ENTRIES SHOWN: Begin

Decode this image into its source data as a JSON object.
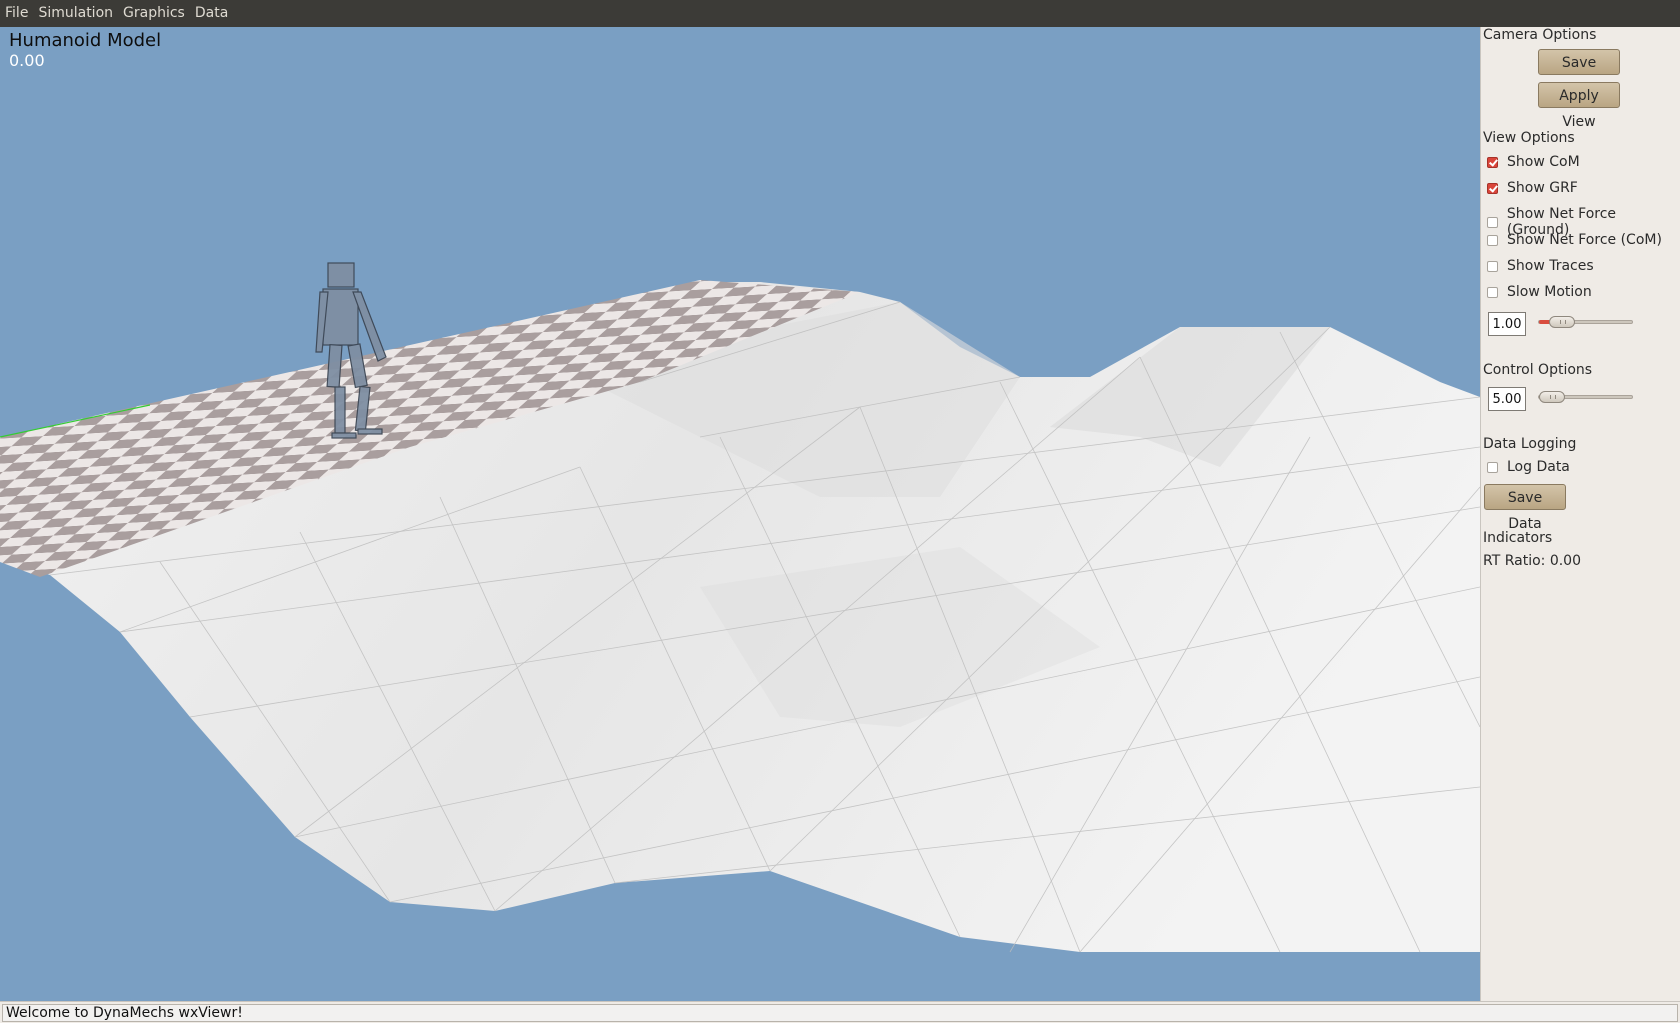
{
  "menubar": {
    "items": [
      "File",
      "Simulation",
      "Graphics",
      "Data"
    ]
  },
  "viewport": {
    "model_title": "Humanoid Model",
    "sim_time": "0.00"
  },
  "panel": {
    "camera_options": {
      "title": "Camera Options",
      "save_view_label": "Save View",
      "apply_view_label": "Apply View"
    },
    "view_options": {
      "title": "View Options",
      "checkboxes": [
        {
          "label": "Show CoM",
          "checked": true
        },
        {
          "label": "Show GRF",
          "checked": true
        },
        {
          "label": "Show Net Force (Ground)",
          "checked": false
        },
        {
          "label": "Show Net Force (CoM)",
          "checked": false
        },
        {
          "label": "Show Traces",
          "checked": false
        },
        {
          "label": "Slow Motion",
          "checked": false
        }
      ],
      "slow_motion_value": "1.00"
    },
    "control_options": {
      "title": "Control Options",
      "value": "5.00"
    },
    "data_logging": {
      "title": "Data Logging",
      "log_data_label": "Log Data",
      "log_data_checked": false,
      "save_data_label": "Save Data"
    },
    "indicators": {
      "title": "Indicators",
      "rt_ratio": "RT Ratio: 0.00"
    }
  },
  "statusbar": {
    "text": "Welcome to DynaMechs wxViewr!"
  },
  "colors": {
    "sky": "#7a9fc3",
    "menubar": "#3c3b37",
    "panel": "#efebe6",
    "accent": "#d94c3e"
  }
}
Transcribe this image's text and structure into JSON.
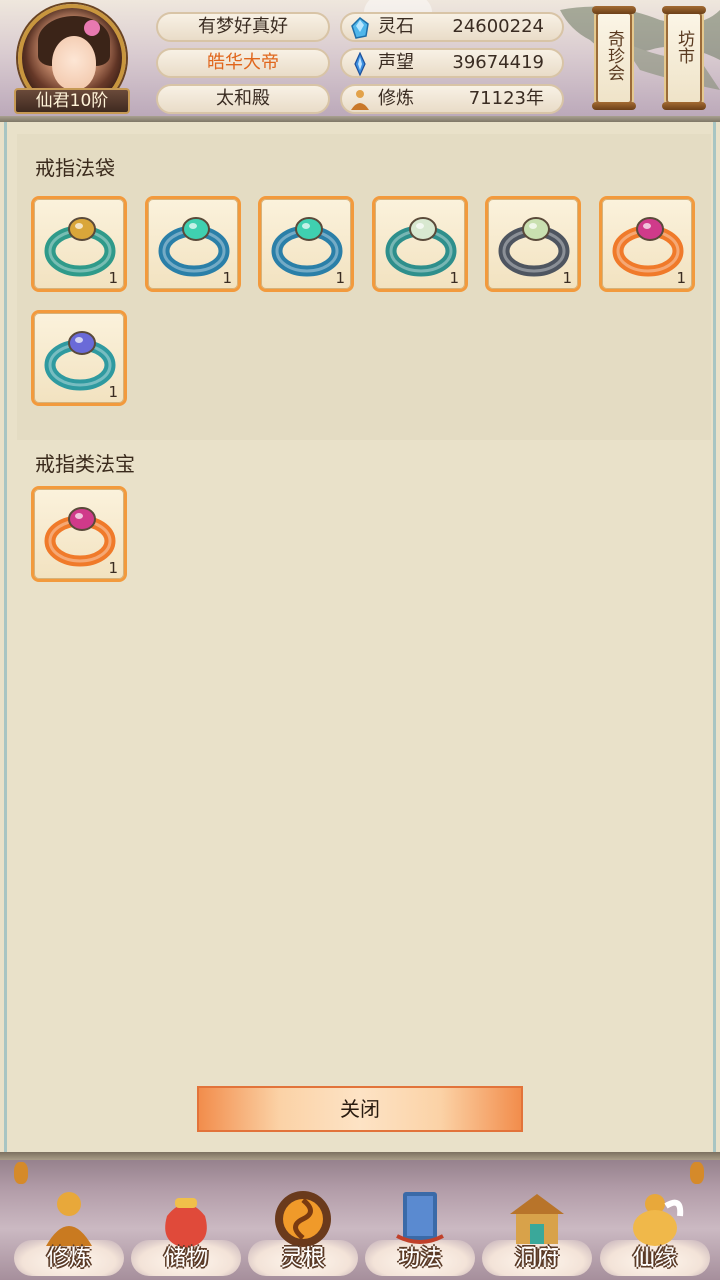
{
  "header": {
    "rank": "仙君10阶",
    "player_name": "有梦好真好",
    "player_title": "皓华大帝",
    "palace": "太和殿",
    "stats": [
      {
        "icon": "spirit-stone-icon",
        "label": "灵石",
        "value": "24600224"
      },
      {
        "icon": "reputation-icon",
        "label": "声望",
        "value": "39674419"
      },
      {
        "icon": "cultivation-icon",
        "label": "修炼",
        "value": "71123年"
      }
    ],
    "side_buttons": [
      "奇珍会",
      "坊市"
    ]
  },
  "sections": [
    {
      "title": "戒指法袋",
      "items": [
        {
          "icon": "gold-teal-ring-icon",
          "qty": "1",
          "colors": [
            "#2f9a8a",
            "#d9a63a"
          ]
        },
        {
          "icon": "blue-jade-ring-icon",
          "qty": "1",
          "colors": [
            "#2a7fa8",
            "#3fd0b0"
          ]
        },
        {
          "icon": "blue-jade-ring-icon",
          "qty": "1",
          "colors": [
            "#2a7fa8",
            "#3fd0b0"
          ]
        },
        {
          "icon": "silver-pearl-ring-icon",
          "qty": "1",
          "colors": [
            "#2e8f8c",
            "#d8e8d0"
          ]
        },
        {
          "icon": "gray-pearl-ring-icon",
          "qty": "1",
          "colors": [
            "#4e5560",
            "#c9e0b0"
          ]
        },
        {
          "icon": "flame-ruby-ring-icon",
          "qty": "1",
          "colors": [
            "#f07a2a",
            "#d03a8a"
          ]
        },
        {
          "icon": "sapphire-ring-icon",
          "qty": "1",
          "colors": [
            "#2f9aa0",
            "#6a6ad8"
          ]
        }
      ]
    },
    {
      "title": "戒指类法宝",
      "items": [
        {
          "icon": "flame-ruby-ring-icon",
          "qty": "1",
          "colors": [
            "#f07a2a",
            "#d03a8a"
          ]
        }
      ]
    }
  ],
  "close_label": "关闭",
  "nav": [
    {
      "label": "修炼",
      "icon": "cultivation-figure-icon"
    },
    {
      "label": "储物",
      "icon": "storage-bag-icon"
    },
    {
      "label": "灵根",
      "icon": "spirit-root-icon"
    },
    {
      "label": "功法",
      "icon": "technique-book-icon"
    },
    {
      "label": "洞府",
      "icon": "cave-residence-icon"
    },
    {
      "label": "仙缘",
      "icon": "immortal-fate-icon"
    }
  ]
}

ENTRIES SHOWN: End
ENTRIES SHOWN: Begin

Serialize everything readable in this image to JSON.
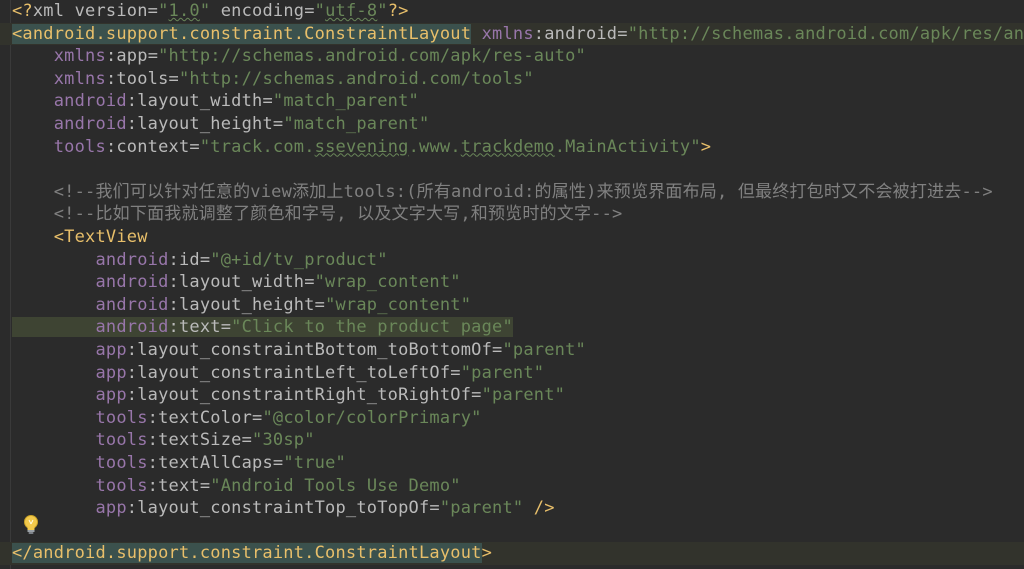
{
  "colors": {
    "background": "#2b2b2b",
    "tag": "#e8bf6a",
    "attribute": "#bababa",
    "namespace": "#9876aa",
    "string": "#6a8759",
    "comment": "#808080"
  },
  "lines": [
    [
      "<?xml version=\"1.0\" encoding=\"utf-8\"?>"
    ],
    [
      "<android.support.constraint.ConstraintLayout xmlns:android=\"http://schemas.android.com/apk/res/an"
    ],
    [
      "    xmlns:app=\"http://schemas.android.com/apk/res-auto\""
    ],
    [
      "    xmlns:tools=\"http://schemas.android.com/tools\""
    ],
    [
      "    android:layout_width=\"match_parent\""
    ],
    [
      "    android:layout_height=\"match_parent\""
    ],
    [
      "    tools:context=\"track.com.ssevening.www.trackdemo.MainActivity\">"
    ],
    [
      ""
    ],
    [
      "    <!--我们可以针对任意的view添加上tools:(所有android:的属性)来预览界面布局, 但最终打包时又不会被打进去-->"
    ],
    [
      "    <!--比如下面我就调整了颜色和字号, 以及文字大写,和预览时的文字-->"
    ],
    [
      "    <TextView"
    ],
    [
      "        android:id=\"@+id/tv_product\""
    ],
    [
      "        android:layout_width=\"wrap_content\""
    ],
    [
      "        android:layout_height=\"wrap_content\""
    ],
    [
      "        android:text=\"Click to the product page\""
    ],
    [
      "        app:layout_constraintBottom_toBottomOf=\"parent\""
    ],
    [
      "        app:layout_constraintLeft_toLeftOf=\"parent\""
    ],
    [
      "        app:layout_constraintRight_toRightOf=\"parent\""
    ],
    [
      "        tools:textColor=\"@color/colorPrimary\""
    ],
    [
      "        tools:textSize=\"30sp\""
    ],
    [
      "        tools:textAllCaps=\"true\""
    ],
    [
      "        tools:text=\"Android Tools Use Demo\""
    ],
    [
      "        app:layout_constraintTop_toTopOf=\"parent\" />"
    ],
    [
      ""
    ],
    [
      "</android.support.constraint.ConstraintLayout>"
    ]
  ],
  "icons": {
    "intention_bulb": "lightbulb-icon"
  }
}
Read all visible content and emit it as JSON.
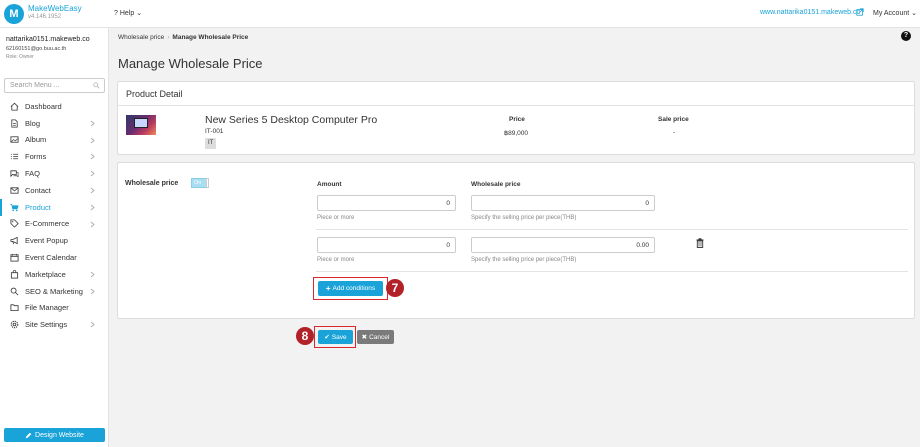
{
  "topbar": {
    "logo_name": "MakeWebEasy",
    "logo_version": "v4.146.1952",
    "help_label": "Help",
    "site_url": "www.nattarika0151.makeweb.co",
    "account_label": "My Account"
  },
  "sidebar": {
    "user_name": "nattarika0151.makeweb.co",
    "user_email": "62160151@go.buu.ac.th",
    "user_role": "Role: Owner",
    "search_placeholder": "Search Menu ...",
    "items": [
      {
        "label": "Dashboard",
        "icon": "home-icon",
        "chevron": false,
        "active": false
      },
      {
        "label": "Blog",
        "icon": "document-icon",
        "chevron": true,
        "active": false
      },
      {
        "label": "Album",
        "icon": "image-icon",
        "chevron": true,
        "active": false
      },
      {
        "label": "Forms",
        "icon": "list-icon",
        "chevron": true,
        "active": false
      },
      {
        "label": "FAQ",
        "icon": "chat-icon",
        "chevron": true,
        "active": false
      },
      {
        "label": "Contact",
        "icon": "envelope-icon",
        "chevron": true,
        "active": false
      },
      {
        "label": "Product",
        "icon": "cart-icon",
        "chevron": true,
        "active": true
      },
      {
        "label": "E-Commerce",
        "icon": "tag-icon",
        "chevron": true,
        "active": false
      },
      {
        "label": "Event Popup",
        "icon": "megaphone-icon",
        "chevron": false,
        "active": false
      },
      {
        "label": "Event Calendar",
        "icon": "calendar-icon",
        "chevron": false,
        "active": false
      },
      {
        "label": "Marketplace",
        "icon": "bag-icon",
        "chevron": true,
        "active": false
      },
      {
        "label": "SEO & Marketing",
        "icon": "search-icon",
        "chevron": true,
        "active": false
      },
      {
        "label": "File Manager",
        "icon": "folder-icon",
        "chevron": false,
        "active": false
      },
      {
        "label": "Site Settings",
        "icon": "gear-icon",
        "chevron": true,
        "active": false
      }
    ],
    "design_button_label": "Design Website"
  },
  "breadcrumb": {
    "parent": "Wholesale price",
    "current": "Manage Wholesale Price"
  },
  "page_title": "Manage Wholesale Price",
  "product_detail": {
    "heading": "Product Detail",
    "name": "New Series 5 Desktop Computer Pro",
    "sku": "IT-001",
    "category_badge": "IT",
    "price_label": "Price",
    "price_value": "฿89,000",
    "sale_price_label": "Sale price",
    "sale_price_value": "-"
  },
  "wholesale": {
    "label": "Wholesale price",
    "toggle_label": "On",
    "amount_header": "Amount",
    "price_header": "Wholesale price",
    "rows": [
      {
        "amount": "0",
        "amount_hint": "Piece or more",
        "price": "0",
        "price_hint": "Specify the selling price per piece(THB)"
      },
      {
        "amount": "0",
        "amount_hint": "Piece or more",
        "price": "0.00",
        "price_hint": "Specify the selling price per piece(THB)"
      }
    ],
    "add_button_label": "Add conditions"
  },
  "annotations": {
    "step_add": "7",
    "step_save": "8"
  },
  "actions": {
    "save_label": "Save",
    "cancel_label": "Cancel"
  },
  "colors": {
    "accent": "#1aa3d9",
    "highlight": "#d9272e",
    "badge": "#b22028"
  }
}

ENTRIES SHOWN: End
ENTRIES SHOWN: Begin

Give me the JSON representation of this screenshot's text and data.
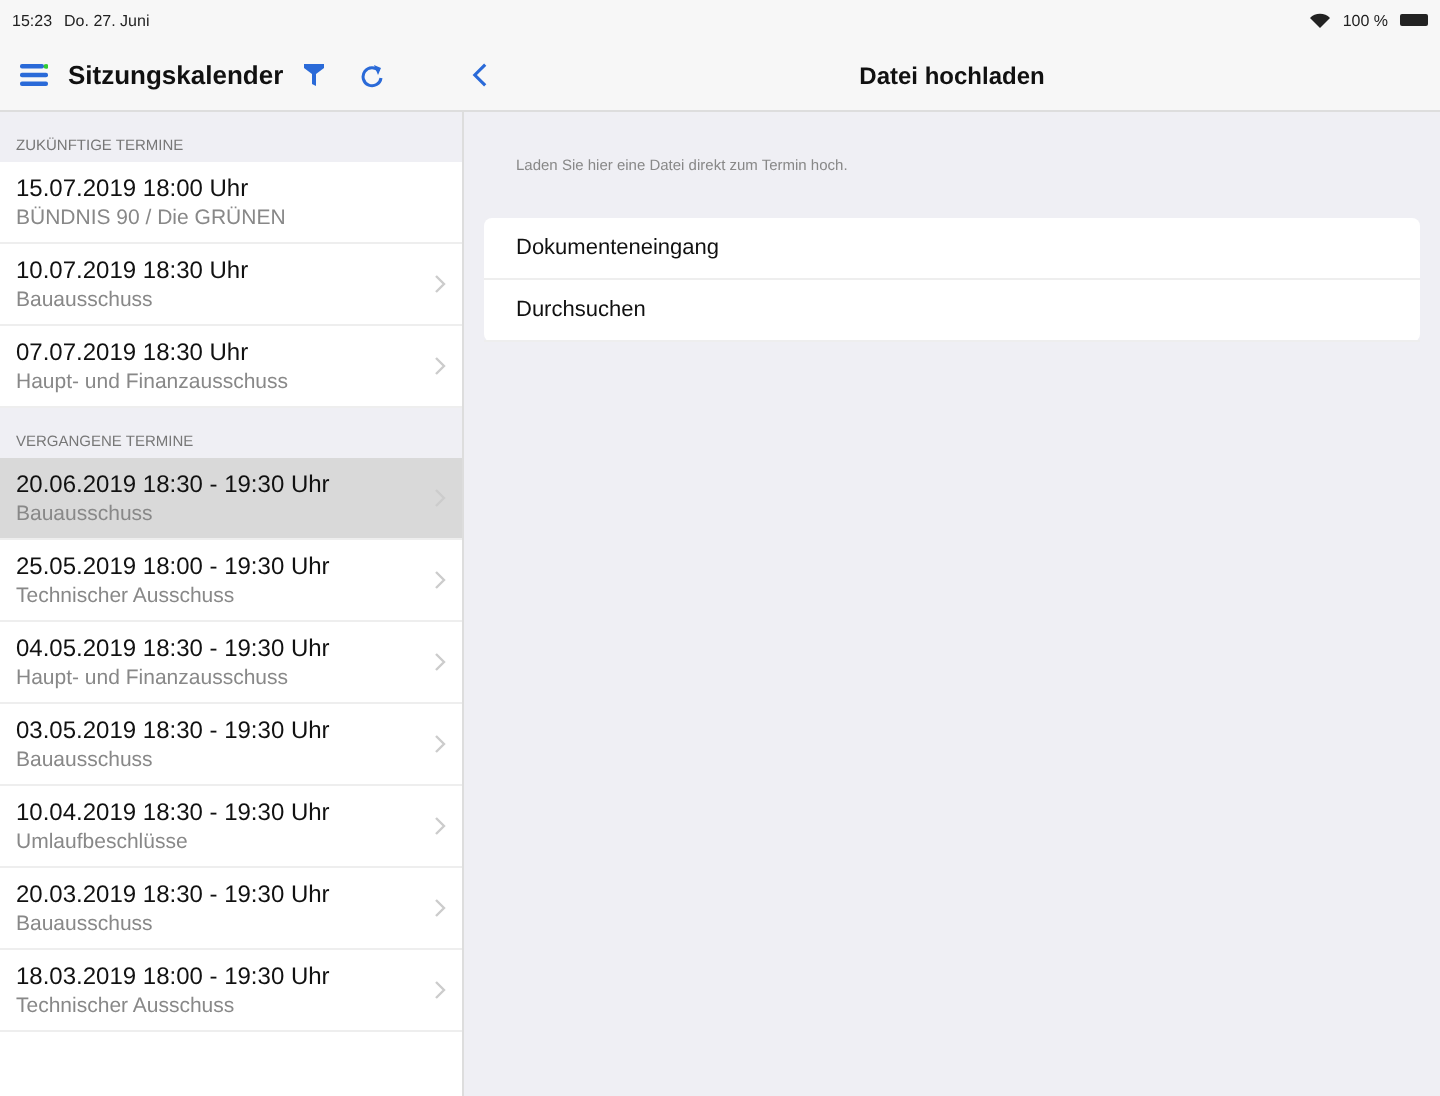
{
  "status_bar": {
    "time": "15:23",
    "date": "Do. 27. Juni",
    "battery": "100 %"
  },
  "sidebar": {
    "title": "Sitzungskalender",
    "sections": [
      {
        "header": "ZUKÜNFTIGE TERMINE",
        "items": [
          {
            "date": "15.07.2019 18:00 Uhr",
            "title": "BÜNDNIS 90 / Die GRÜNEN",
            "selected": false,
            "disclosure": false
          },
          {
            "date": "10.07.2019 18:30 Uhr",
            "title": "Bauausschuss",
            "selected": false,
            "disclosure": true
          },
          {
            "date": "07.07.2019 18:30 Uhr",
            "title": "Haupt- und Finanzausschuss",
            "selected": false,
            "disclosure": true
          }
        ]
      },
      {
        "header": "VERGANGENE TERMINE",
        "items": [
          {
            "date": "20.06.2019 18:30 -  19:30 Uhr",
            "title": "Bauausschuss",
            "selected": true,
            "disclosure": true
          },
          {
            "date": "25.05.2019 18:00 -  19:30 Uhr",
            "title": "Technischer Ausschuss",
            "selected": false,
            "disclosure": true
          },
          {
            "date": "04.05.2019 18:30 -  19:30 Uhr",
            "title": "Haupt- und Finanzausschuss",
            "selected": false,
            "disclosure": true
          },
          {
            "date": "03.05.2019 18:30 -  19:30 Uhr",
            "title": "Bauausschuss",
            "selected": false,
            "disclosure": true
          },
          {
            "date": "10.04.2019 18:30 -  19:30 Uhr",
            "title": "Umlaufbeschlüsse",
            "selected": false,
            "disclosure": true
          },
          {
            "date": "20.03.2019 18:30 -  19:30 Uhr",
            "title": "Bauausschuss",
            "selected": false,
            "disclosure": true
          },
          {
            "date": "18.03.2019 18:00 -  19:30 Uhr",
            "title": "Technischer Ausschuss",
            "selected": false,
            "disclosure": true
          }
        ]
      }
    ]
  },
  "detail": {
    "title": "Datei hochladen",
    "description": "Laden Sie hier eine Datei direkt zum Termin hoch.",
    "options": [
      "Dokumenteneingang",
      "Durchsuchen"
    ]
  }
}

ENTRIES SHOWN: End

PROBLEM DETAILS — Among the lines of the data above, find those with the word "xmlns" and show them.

ANSWER BOX —
      "<android.support.constraint.ConstraintLayout xmlns:android=\"http://schemas.android.com/apk/res/an"
      "    xmlns:app=\"http://schemas.android.com/apk/res-auto\""
      "    xmlns:tools=\"http://schemas.android.com/tools\""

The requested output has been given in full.